We’ve known for years that the cords of window coverings can be deadly to children. But despite voluntary efforts by manufacturers to create safer designs, about once a month a child dies from window cord strangulation and dozens more are severely injured.

Recently, several safety advocate groups jointly filed a petition with the Consumer Product Safety Commission (CPSC) stating voluntary efforts to reduce risks to children have failed. They have asked for a mandatory rule which would prohibit cords on window coverings if there is an alternative. The groups maintain that feasible and cost-effective designs that eliminate the risk of window cord strangulations already exist, but the voluntary standard does not require their use.

According to the petition,” There is substantial non-compliance with the voluntary standard. A number of manufacturers have ignored basic safety provisions of the voluntary standard, and have manufactured non-compliant window coverings for years and even decades. Since 2007, there have been at least 16 CPSC recalls involving blinds that were not manufactured in compliance with the voluntary standard.”

On its website, the CPSC states that about two-thirds of potentially fatal window covering incidents could be prevented if the looped cords and long operating cords are made inaccessible or made so that a hazardous loop is not formed.

The CPSC is accepting public comments concerning the petition from now until September 13, 2013.

What to do if you have corded window coverings:

  • If you cannot afford new, cordless window coverings, contact the Window Covering Safety Council at 800-506-4636 or at www.windowcoverings.org for a free repair kit to make them safer.
  • Examine all shades and blinds for exposed cords on the front, side and back of the product.
  • Move all cribs, beds, furniture and toys away from windows and window cords, preferably to another wall.
  • Keep all window cords well out of the reach of children.
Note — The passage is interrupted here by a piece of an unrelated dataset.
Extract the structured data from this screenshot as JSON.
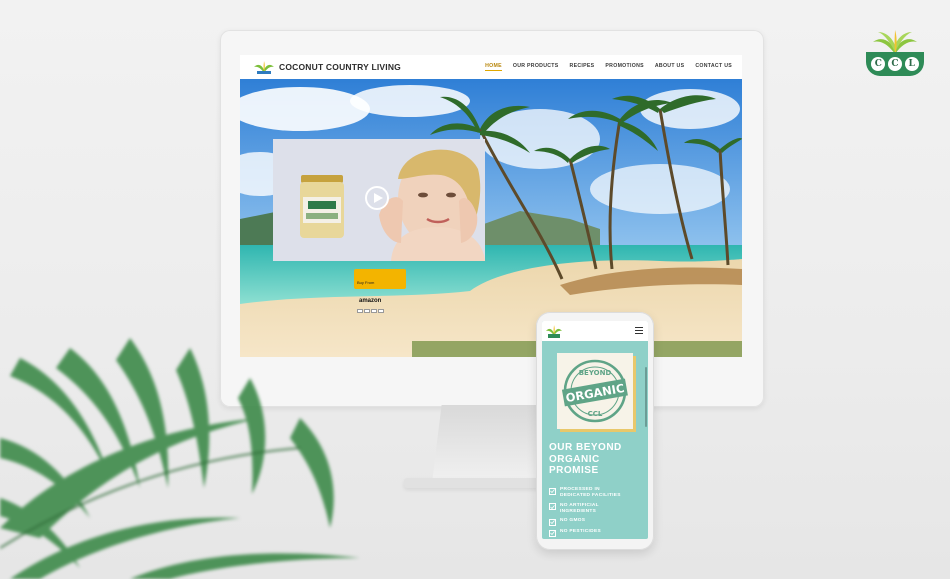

Eliminate any dangling cords.
  • Make sure that tasseled pull cords are as short as possible.
  • Check that cord stops are properly installed and adjusted to limit the movement of inner lift cords.
  • Continuous-loop cords on draperies and vertical blinds should be permanently anchored to the floor or wall.

Remember to check for exposed or dangling cords at any place your young child may go, including day care facilities, friends and neighbors, and especially grandparents – who may have much older window coverings.
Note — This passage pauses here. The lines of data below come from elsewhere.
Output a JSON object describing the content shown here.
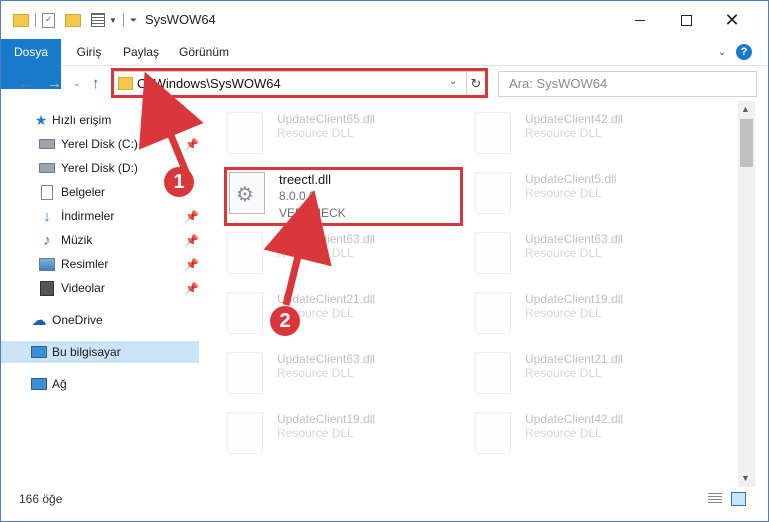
{
  "window": {
    "title": "SysWOW64"
  },
  "ribbon": {
    "tabs": [
      "Dosya",
      "Giriş",
      "Paylaş",
      "Görünüm"
    ]
  },
  "address": {
    "path": "C:\\Windows\\SysWOW64"
  },
  "search": {
    "placeholder": "Ara: SysWOW64"
  },
  "sidebar": {
    "items": [
      {
        "label": "Hızlı erişim",
        "icon": "star-icon"
      },
      {
        "label": "Yerel Disk (C:)",
        "icon": "drive-icon",
        "pinned": true
      },
      {
        "label": "Yerel Disk (D:)",
        "icon": "drive-icon"
      },
      {
        "label": "Belgeler",
        "icon": "documents-icon"
      },
      {
        "label": "İndirmeler",
        "icon": "download-icon",
        "pinned": true
      },
      {
        "label": "Müzik",
        "icon": "music-icon",
        "pinned": true
      },
      {
        "label": "Resimler",
        "icon": "pictures-icon",
        "pinned": true
      },
      {
        "label": "Videolar",
        "icon": "videos-icon",
        "pinned": true
      },
      {
        "label": "OneDrive",
        "icon": "cloud-icon"
      },
      {
        "label": "Bu bilgisayar",
        "icon": "computer-icon",
        "selected": true
      },
      {
        "label": "Ağ",
        "icon": "network-icon"
      }
    ]
  },
  "files": {
    "highlighted": {
      "name": "treectl.dll",
      "version": "8.0.0.0",
      "desc": "VERCHECK"
    },
    "left": [
      {
        "name": "UpdateClient65.dll",
        "desc": "Resource DLL"
      },
      {
        "name": "UpdateClient63.dll",
        "desc": "Resource DLL"
      },
      {
        "name": "UpdateClient21.dll",
        "desc": "Resource DLL"
      },
      {
        "name": "UpdateClient63.dll",
        "desc": "Resource DLL"
      },
      {
        "name": "UpdateClient19.dll",
        "desc": "Resource DLL"
      }
    ],
    "right": [
      {
        "name": "UpdateClient42.dll",
        "desc": "Resource DLL"
      },
      {
        "name": "UpdateClient5.dll",
        "desc": "Resource DLL"
      },
      {
        "name": "UpdateClient63.dll",
        "desc": "Resource DLL"
      },
      {
        "name": "UpdateClient19.dll",
        "desc": "Resource DLL"
      },
      {
        "name": "UpdateClient21.dll",
        "desc": "Resource DLL"
      },
      {
        "name": "UpdateClient42.dll",
        "desc": "Resource DLL"
      }
    ]
  },
  "status": {
    "count": "166 öğe"
  },
  "annotations": {
    "badge1": "1",
    "badge2": "2",
    "color": "#d9373b"
  }
}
“Feds urged to make window covering cords safer for children” by James Limbach of ConsumerAffairs, News Tribune, June 3, 2013.

Petition for Rulemaking to Eliminate Accessible Cords on Window Covering ProductsConsumer Product Safety Commission, Docket No. CPSC-2013-0028